35. Sodergard R, Backstrom T, Shanbhag V, Carstensen H. Calculation of free and bound fractions of testosterone and estradiol-17 beta to human plasma proteins at body temperature. J Steroid Biochem. 1982 Jun;16(6):801–810. [PubMed]
36. Tworoger SS, Missmer SA, Barbieri RL, Willett WC, Colditz GA, Hankinson SE. Plasma sex hormone concentrations and subsequent risk of breast cancer among women using postmenopausal hormones. J Natl Cancer Inst. 2005 Apr 20;97(8):595–602. [PubMed]
37. Rinaldi S, Dossus L, Lukanova A, et al. Endogenous androgens and risk of epithelial ovarian cancer: results from the European Prospective Investigation into Cancer and Nutrition (EPIC) Cancer Epidemiol Biomarkers Prev. 2007 Jan;16(1):23–29. [PubMed]
38. Tworoger SS, Lee IM, Buring JE, Hankinson SE. Plasma androgen concentrations and risk of incident ovarian cancer. Am J Epidemiol. 2008 Jan 15;167(2):211–218. [PubMed]
39. Wu AH, Arakawa K, Stanczyk FZ, Van Den Berg D, Koh WP, Yu MC. Tea and circulating estrogen levels in postmenopausal Chinese women in Singapore. Carcinogenesis. 2005 May;26(5):976–980. [PubMed]
40. Geleijnse JM, Witteman JC, Launer LJ, Lamberts SW, Pols HA. Tea and coronary heart disease: protection through estrogen-like activity? Arch Intern Med. 2000 Nov 27;160(21):3328–3329. [PubMed]
41. Salvini S, Hunter DJ, Sampson L, et al. Food-based validation of a dietary questionnaire: the effects of week-to-week variation in food consumption. Int J Epidemiol. 1989 Dec;18(4):858–867. [PubMed]
PubReader format: click here to try
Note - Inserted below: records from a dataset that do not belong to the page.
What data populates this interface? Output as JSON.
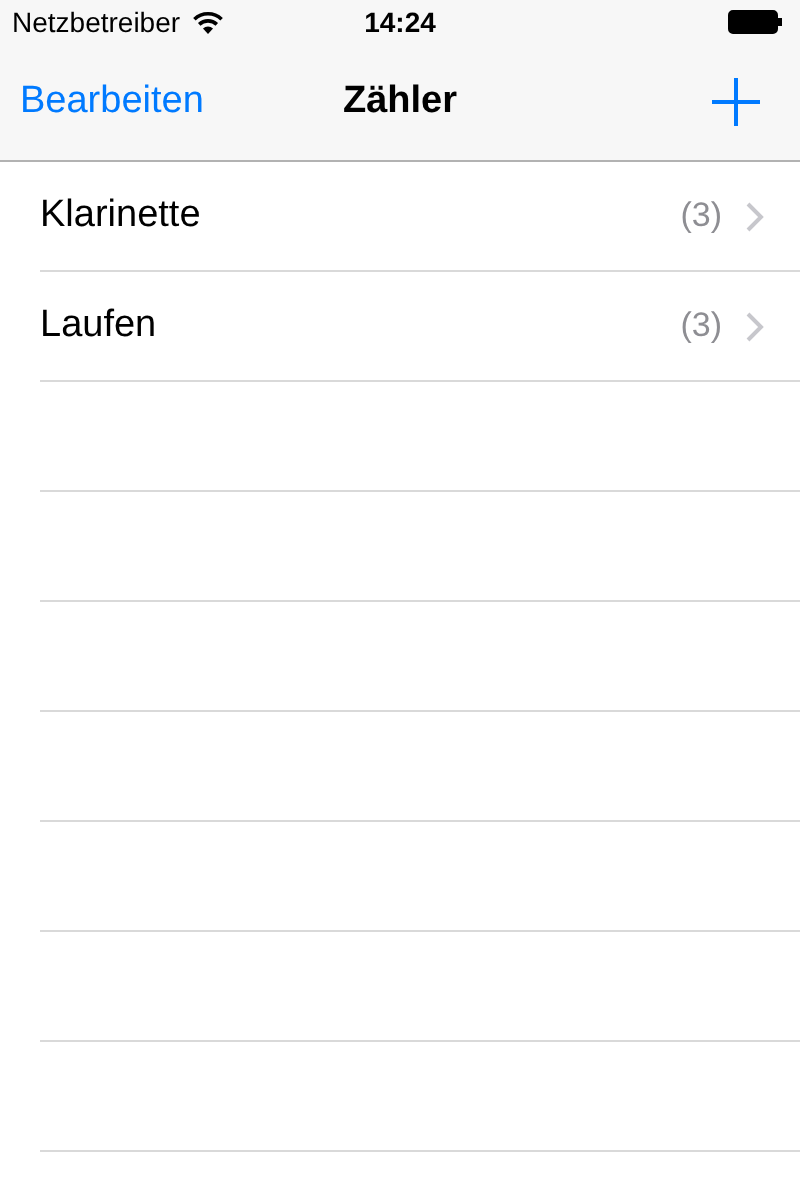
{
  "status_bar": {
    "carrier": "Netzbetreiber",
    "time": "14:24"
  },
  "nav_bar": {
    "left_button": "Bearbeiten",
    "title": "Zähler"
  },
  "rows": [
    {
      "title": "Klarinette",
      "count": "(3)"
    },
    {
      "title": "Laufen",
      "count": "(3)"
    }
  ]
}
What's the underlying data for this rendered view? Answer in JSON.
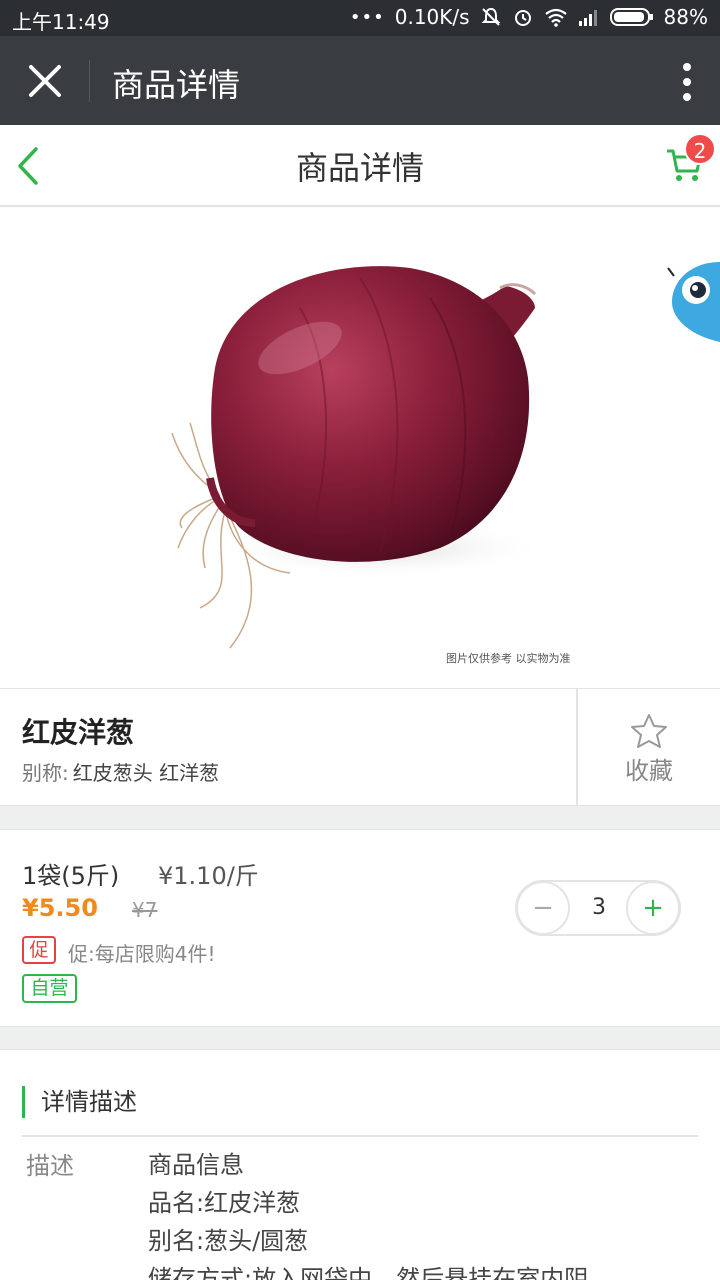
{
  "status_bar": {
    "time": "上午11:49",
    "dots": "•••",
    "speed": "0.10K/s",
    "battery": "88%"
  },
  "webview": {
    "title": "商品详情"
  },
  "header": {
    "title": "商品详情",
    "cart_count": "2"
  },
  "hero": {
    "caption": "图片仅供参考  以实物为准"
  },
  "product": {
    "name": "红皮洋葱",
    "alias_label": "别称:",
    "alias": "红皮葱头 红洋葱",
    "favorite_label": "收藏"
  },
  "pricing": {
    "spec": "1袋(5斤)",
    "unit_price": "¥1.10/斤",
    "price": "¥5.50",
    "original_price": "¥7",
    "promo_tag": "促",
    "promo_text": "促:每店限购4件!",
    "self_tag": "自营",
    "quantity": "3",
    "minus": "−",
    "plus": "+"
  },
  "details": {
    "section_title": "详情描述",
    "label": "描述",
    "lines": [
      "商品信息",
      "品名:红皮洋葱",
      "别名:葱头/圆葱",
      "储存方式:放入网袋中，然后悬挂在室内阴"
    ]
  },
  "colors": {
    "accent_green": "#2fb64a",
    "price_orange": "#f08a1c",
    "promo_red": "#e04545",
    "badge_red": "#f04b4b",
    "titlebar_dark": "#393d41"
  }
}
Formats:

Related citations in PubMed

See reviews...See all...

Cited by other articles in PMC

See all...

Links

  • Compound
    Compound
    PubChem Compound links
  • MedGen
    MedGen
    Related information in MedGen
  • PubMed
    PubMed
    PubMed citations for these articles
  • Substance
    Substance
    PubChem Substance links

Recent Activity
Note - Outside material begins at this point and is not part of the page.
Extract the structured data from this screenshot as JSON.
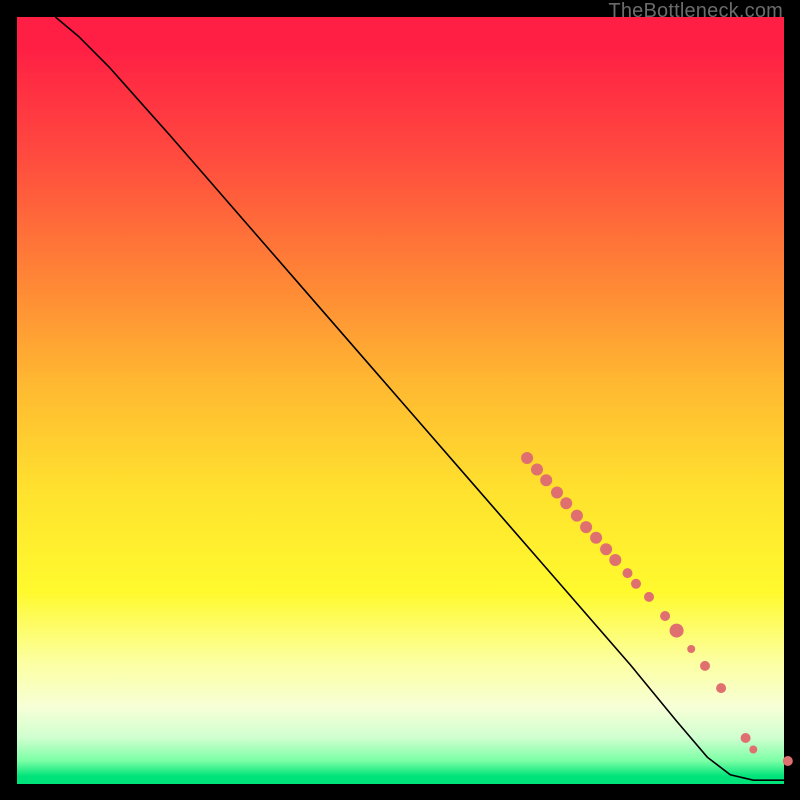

Your browsing activity is empty.

Activity recording is turned off.

Turn recording back on

See more...